PROBLEM STATEMENT: Retype every line below precisely as it appears.

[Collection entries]
%%

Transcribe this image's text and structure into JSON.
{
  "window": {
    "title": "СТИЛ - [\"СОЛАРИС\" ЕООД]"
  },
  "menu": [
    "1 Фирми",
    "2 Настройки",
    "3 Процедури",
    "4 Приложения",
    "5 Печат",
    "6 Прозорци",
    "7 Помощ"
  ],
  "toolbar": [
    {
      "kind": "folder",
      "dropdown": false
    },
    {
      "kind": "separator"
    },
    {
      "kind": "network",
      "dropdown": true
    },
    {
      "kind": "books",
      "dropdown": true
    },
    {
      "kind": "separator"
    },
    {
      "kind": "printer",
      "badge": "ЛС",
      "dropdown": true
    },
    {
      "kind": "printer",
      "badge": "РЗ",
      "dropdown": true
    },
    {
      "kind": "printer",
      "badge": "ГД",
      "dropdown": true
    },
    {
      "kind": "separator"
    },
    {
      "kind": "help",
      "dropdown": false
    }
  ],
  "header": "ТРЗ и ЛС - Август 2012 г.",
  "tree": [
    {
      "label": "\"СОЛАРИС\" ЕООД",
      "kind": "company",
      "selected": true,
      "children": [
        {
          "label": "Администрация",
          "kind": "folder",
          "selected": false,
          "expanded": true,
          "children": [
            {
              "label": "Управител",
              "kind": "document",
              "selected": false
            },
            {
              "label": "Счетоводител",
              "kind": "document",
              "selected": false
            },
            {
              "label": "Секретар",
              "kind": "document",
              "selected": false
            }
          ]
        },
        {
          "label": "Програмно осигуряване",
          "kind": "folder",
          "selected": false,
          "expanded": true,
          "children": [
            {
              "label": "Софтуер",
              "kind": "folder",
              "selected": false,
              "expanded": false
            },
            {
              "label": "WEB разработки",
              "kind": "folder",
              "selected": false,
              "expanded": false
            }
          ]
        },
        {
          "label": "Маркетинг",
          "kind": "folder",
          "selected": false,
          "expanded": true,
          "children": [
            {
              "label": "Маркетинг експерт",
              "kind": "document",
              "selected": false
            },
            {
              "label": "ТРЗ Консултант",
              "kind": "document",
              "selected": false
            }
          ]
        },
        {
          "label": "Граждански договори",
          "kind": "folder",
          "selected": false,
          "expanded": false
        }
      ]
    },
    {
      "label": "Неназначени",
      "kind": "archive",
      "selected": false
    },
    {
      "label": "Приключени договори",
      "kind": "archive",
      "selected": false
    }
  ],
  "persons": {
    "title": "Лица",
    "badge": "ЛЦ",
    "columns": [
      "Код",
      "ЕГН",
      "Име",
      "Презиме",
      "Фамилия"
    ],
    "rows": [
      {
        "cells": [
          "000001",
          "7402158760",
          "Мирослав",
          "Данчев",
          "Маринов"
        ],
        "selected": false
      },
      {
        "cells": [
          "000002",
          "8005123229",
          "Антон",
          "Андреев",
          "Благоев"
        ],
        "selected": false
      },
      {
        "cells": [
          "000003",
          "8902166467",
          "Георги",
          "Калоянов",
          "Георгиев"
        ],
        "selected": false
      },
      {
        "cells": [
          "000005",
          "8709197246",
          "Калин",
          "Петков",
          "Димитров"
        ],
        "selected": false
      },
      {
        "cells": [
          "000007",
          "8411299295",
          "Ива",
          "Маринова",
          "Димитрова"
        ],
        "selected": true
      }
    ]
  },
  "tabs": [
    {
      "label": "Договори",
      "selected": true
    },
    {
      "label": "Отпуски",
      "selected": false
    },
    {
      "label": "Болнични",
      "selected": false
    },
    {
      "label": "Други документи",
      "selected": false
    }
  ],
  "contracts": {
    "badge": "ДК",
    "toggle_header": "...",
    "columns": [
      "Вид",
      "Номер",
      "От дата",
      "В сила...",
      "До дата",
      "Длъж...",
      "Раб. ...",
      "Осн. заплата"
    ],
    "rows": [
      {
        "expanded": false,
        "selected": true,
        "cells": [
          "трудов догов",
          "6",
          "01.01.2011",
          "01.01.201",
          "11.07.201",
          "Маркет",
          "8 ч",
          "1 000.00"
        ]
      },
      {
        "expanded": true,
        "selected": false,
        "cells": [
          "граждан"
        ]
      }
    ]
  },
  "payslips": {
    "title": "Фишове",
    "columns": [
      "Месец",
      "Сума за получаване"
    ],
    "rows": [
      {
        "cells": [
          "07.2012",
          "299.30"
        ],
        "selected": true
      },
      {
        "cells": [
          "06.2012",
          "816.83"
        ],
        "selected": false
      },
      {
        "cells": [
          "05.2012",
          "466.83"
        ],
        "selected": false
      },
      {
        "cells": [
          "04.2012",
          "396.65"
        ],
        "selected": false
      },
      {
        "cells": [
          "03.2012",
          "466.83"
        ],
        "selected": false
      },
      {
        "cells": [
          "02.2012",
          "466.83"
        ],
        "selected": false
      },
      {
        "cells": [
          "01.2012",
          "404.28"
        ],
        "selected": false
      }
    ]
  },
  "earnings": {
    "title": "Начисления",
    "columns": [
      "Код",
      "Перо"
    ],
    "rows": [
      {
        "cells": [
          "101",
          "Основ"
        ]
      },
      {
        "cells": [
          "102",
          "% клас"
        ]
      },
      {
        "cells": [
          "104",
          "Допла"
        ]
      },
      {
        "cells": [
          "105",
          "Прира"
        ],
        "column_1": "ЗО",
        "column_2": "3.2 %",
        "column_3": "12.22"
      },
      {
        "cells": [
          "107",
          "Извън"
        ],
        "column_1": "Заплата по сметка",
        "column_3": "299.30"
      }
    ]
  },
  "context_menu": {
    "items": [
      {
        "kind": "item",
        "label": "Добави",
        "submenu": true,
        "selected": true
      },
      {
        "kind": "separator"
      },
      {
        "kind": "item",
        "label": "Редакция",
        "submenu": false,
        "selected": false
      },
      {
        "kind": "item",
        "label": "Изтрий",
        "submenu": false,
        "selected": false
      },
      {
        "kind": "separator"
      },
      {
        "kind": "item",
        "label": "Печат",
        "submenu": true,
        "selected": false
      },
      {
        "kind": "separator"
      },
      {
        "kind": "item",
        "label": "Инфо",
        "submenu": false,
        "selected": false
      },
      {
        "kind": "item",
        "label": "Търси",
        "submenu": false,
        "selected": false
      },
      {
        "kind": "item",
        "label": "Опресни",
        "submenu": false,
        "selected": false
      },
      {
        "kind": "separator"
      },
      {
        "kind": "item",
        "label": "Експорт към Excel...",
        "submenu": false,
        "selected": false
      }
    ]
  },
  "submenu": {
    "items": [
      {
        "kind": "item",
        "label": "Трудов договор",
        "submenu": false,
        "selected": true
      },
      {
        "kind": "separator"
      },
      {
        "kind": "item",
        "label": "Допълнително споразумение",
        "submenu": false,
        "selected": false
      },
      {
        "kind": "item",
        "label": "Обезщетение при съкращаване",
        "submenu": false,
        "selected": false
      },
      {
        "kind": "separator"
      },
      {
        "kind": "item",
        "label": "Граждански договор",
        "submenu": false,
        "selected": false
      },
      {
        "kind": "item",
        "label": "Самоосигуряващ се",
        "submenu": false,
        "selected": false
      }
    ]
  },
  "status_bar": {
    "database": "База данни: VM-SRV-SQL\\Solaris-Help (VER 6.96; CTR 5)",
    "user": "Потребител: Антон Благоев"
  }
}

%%

WORKED SOLUTION:
Transcribe this image's text and structure into JSON.
{
  "window": {
    "title": "СТИЛ - [\"СОЛАРИС\" ЕООД]"
  },
  "menu": [
    "1 Фирми",
    "2 Настройки",
    "3 Процедури",
    "4 Приложения",
    "5 Печат",
    "6 Прозорци",
    "7 Помощ"
  ],
  "toolbar": [
    {
      "kind": "folder",
      "dropdown": false
    },
    {
      "kind": "separator"
    },
    {
      "kind": "network",
      "dropdown": true
    },
    {
      "kind": "books",
      "dropdown": true
    },
    {
      "kind": "separator"
    },
    {
      "kind": "printer",
      "badge": "ЛС",
      "dropdown": true
    },
    {
      "kind": "printer",
      "badge": "РЗ",
      "dropdown": true
    },
    {
      "kind": "printer",
      "badge": "ГД",
      "dropdown": true
    },
    {
      "kind": "separator"
    },
    {
      "kind": "help",
      "dropdown": false
    }
  ],
  "header": "ТРЗ и ЛС - Август 2012 г.",
  "tree": [
    {
      "label": "\"СОЛАРИС\" ЕООД",
      "kind": "company",
      "selected": true,
      "children": [
        {
          "label": "Администрация",
          "kind": "folder",
          "selected": false,
          "expanded": true,
          "children": [
            {
              "label": "Управител",
              "kind": "document",
              "selected": false
            },
            {
              "label": "Счетоводител",
              "kind": "document",
              "selected": false
            },
            {
              "label": "Секретар",
              "kind": "document",
              "selected": false
            }
          ]
        },
        {
          "label": "Програмно осигуряване",
          "kind": "folder",
          "selected": false,
          "expanded": true,
          "children": [
            {
              "label": "Софтуер",
              "kind": "folder",
              "selected": false,
              "expanded": false
            },
            {
              "label": "WEB разработки",
              "kind": "folder",
              "selected": false,
              "expanded": false
            }
          ]
        },
        {
          "label": "Маркетинг",
          "kind": "folder",
          "selected": false,
          "expanded": true,
          "children": [
            {
              "label": "Маркетинг експерт",
              "kind": "document",
              "selected": false
            },
            {
              "label": "ТРЗ Консултант",
              "kind": "document",
              "selected": false
            }
          ]
        },
        {
          "label": "Граждански договори",
          "kind": "folder",
          "selected": false,
          "expanded": false
        }
      ]
    },
    {
      "label": "Неназначени",
      "kind": "archive",
      "selected": false
    },
    {
      "label": "Приключени договори",
      "kind": "archive",
      "selected": false
    }
  ],
  "persons": {
    "title": "Лица",
    "badge": "ЛЦ",
    "columns": [
      "Код",
      "ЕГН",
      "Име",
      "Презиме",
      "Фамилия"
    ],
    "rows": [
      {
        "cells": [
          "000001",
          "7402158760",
          "Мирослав",
          "Данчев",
          "Маринов"
        ],
        "selected": false
      },
      {
        "cells": [
          "000002",
          "8005123229",
          "Антон",
          "Андреев",
          "Благоев"
        ],
        "selected": false
      },
      {
        "cells": [
          "000003",
          "8902166467",
          "Георги",
          "Калоянов",
          "Георгиев"
        ],
        "selected": false
      },
      {
        "cells": [
          "000005",
          "8709197246",
          "Калин",
          "Петков",
          "Димитров"
        ],
        "selected": false
      },
      {
        "cells": [
          "000007",
          "8411299295",
          "Ива",
          "Маринова",
          "Димитрова"
        ],
        "selected": true
      }
    ]
  },
  "tabs": [
    {
      "label": "Договори",
      "selected": true
    },
    {
      "label": "Отпуски",
      "selected": false
    },
    {
      "label": "Болнични",
      "selected": false
    },
    {
      "label": "Други документи",
      "selected": false
    }
  ],
  "contracts": {
    "badge": "ДК",
    "toggle_header": "...",
    "columns": [
      "Вид",
      "Номер",
      "От дата",
      "В сила...",
      "До дата",
      "Длъж...",
      "Раб. ...",
      "Осн. заплата"
    ],
    "rows": [
      {
        "expanded": false,
        "selected": true,
        "cells": [
          "трудов догов",
          "6",
          "01.01.2011",
          "01.01.201",
          "11.07.201",
          "Маркет",
          "8 ч",
          "1 000.00"
        ]
      },
      {
        "expanded": true,
        "selected": false,
        "cells": [
          "граждан"
        ]
      }
    ]
  },
  "payslips": {
    "title": "Фишове",
    "columns": [
      "Месец",
      "Сума за получаване"
    ],
    "rows": [
      {
        "cells": [
          "07.2012",
          "299.30"
        ],
        "selected": true
      },
      {
        "cells": [
          "06.2012",
          "816.83"
        ],
        "selected": false
      },
      {
        "cells": [
          "05.2012",
          "466.83"
        ],
        "selected": false
      },
      {
        "cells": [
          "04.2012",
          "396.65"
        ],
        "selected": false
      },
      {
        "cells": [
          "03.2012",
          "466.83"
        ],
        "selected": false
      },
      {
        "cells": [
          "02.2012",
          "466.83"
        ],
        "selected": false
      },
      {
        "cells": [
          "01.2012",
          "404.28"
        ],
        "selected": false
      }
    ]
  },
  "earnings": {
    "title": "Начисления",
    "columns": [
      "Код",
      "Перо"
    ],
    "rows": [
      {
        "cells": [
          "101",
          "Основ"
        ]
      },
      {
        "cells": [
          "102",
          "% клас"
        ]
      },
      {
        "cells": [
          "104",
          "Допла"
        ]
      },
      {
        "cells": [
          "105",
          "Прира"
        ],
        "column_1": "ЗО",
        "column_2": "3.2 %",
        "column_3": "12.22"
      },
      {
        "cells": [
          "107",
          "Извън"
        ],
        "column_1": "Заплата по сметка",
        "column_3": "299.30"
      }
    ]
  },
  "context_menu": {
    "items": [
      {
        "kind": "item",
        "label": "Добави",
        "submenu": true,
        "selected": true
      },
      {
        "kind": "separator"
      },
      {
        "kind": "item",
        "label": "Редакция",
        "submenu": false,
        "selected": false
      },
      {
        "kind": "item",
        "label": "Изтрий",
        "submenu": false,
        "selected": false
      },
      {
        "kind": "separator"
      },
      {
        "kind": "item",
        "label": "Печат",
        "submenu": true,
        "selected": false
      },
      {
        "kind": "separator"
      },
      {
        "kind": "item",
        "label": "Инфо",
        "submenu": false,
        "selected": false
      },
      {
        "kind": "item",
        "label": "Търси",
        "submenu": false,
        "selected": false
      },
      {
        "kind": "item",
        "label": "Опресни",
        "submenu": false,
        "selected": false
      },
      {
        "kind": "separator"
      },
      {
        "kind": "item",
        "label": "Експорт към Excel...",
        "submenu": false,
        "selected": false
      }
    ]
  },
  "submenu": {
    "items": [
      {
        "kind": "item",
        "label": "Трудов договор",
        "submenu": false,
        "selected": true
      },
      {
        "kind": "separator"
      },
      {
        "kind": "item",
        "label": "Допълнително споразумение",
        "submenu": false,
        "selected": false
      },
      {
        "kind": "item",
        "label": "Обезщетение при съкращаване",
        "submenu": false,
        "selected": false
      },
      {
        "kind": "separator"
      },
      {
        "kind": "item",
        "label": "Граждански договор",
        "submenu": false,
        "selected": false
      },
      {
        "kind": "item",
        "label": "Самоосигуряващ се",
        "submenu": false,
        "selected": false
      }
    ]
  },
  "status_bar": {
    "database": "База данни: VM-SRV-SQL\\Solaris-Help (VER 6.96; CTR 5)",
    "user": "Потребител: Антон Благоев"
  }
}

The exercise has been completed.